So let’s start at the end of the academic year, with graduation.
Swarthmore’s graduation ceremonies strike me as very earnest and suited to the institution. They’re fairly low-key, relatively intimate, and focused very much on our own community. We rarely invite speakers with no previous connection to the college. I generally enjoy going to commencement and have rarely missed it. I do not usually go to baccalaureate the day before, but I attend my department’s reception that day for our graduates.
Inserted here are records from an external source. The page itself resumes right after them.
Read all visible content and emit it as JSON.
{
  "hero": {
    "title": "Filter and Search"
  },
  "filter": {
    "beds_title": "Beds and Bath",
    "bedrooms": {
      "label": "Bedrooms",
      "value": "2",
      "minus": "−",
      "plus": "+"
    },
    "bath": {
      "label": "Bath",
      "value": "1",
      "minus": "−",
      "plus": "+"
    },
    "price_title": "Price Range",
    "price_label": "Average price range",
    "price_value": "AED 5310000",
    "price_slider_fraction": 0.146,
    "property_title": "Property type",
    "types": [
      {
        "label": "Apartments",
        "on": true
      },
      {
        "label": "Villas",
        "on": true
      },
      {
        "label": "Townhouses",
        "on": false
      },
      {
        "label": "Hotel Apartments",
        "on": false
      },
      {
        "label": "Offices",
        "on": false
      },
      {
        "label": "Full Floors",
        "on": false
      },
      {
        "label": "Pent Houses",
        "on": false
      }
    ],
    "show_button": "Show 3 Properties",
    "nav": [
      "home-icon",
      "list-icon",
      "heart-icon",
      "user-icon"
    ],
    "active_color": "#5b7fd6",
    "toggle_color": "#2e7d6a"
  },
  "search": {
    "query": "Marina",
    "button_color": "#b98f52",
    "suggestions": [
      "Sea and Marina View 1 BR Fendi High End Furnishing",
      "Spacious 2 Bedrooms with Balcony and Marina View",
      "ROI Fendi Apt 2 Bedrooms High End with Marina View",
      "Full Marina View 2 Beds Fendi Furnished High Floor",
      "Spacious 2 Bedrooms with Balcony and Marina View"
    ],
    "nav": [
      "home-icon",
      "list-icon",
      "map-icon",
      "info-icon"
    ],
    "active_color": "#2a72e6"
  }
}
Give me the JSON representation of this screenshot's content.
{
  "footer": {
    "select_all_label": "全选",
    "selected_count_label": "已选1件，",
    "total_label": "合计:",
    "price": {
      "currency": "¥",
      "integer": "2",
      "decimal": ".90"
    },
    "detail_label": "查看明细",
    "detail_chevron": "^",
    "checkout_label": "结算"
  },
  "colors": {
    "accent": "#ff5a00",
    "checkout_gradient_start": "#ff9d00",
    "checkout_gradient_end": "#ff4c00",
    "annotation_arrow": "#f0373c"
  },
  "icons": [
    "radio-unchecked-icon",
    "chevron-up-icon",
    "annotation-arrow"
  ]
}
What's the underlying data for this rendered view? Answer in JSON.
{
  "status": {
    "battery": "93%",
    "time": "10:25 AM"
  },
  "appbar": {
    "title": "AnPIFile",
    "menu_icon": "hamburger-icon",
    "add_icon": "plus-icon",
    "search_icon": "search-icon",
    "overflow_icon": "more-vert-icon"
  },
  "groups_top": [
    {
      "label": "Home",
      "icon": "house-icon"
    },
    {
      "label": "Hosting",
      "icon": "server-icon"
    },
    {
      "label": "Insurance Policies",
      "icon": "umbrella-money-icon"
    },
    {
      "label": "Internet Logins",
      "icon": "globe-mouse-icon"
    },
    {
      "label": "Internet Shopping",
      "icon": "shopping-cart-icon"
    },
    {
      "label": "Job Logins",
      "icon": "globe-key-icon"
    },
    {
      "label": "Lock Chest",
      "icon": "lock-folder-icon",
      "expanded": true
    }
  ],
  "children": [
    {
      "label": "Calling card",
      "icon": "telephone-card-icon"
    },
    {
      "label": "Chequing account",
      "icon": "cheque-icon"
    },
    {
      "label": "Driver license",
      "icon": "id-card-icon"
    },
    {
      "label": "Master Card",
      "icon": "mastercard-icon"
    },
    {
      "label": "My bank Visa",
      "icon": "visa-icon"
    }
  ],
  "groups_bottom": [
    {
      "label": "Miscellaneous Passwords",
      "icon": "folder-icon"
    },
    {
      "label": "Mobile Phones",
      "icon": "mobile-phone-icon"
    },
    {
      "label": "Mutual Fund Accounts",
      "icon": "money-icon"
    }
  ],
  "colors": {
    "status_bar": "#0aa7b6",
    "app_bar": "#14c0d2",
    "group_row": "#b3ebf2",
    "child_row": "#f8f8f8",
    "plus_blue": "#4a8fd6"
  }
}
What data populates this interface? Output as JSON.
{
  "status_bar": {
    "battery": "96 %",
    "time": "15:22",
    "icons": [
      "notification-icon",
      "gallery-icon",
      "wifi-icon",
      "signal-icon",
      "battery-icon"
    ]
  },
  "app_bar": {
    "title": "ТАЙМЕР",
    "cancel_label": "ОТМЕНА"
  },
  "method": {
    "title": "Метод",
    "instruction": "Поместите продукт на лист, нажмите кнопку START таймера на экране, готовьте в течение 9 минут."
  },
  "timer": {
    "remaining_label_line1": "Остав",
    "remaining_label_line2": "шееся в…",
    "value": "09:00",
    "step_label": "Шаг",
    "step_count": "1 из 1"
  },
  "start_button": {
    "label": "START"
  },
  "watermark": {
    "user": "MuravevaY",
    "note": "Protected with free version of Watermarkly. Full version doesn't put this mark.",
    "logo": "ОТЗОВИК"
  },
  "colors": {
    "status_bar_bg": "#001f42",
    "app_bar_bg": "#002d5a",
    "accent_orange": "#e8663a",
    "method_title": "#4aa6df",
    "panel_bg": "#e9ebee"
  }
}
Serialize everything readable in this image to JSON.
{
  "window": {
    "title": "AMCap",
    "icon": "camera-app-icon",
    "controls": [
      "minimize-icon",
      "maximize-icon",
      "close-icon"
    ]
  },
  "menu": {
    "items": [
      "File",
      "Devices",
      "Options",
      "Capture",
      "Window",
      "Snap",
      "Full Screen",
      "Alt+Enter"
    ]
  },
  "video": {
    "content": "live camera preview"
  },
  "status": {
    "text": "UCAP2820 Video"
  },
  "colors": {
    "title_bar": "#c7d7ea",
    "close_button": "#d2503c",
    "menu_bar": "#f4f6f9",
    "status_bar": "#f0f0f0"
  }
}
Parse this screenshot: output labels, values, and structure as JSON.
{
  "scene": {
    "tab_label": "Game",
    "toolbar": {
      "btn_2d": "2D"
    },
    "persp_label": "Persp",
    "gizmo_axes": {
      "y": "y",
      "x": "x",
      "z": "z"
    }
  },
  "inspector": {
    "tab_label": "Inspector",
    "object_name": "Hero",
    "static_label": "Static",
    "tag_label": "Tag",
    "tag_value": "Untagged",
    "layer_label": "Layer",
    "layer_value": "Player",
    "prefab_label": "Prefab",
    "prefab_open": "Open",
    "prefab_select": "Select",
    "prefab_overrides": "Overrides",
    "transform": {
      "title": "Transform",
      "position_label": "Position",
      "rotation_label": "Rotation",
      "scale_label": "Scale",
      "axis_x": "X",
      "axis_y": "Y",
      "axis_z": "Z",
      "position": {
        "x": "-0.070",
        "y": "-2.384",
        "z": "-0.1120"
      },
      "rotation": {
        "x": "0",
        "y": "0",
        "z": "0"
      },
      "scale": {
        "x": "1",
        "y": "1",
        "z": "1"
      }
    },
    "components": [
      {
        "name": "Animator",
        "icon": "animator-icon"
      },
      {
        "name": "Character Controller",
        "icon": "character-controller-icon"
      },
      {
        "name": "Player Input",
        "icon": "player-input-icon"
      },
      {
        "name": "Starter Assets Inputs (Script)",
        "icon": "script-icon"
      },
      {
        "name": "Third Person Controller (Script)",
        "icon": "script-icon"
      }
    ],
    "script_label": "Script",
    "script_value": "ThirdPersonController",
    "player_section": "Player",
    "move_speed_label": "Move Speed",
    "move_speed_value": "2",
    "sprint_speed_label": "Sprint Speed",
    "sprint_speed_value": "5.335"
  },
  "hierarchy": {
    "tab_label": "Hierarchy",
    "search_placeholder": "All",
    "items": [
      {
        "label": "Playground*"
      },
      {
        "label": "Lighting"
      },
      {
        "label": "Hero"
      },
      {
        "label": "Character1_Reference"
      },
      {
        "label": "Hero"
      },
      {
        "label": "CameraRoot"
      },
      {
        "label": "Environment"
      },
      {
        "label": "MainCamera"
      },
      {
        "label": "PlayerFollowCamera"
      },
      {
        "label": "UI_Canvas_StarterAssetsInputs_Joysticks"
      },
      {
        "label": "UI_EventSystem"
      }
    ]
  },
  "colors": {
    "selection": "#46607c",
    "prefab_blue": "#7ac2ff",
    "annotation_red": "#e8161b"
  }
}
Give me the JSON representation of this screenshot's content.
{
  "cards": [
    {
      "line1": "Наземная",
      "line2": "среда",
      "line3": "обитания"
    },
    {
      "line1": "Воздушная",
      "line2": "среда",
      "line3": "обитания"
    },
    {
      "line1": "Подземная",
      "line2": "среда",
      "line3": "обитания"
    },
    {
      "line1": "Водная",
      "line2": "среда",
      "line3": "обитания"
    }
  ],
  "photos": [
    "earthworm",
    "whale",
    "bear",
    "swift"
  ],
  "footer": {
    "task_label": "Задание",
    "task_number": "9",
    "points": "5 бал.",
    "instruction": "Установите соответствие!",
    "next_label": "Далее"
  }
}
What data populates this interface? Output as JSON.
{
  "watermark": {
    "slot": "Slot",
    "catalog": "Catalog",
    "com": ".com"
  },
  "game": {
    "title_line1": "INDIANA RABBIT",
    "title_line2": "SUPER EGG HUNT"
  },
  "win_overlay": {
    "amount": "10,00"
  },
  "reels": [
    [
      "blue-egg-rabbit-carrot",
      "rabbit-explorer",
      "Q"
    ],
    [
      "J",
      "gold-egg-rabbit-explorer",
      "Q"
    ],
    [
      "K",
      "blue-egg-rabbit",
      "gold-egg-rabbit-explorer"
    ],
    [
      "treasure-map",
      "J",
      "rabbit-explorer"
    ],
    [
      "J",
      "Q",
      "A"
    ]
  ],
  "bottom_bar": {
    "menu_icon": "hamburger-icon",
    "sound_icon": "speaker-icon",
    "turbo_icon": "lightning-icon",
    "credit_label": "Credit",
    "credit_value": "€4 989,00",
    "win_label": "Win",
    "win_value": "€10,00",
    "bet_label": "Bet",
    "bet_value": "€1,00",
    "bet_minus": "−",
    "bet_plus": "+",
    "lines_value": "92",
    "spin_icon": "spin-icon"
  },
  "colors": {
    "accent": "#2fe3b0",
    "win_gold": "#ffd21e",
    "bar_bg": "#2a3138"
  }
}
It was interesting to see the intensity of feeling in this discussion of faculty attendance at graduation ceremonies at Inside Higher Education. Many of Swarthmore’s faculty attend year after year, but that’s a reflection of the degree to which most of us feel a strong responsibility to and for the institution. Where most faculty do not attend, I think that is probably a sign that the ceremonies themselves may need some redesign and that the institutional culture has strayed towards a very impersonal, consumerist delivery of services. If a college or university (and its faculty) make more exalted claims about the culture and community of higher education, then that ought to extend into a sense of commitment to the rituals that sustain those claims.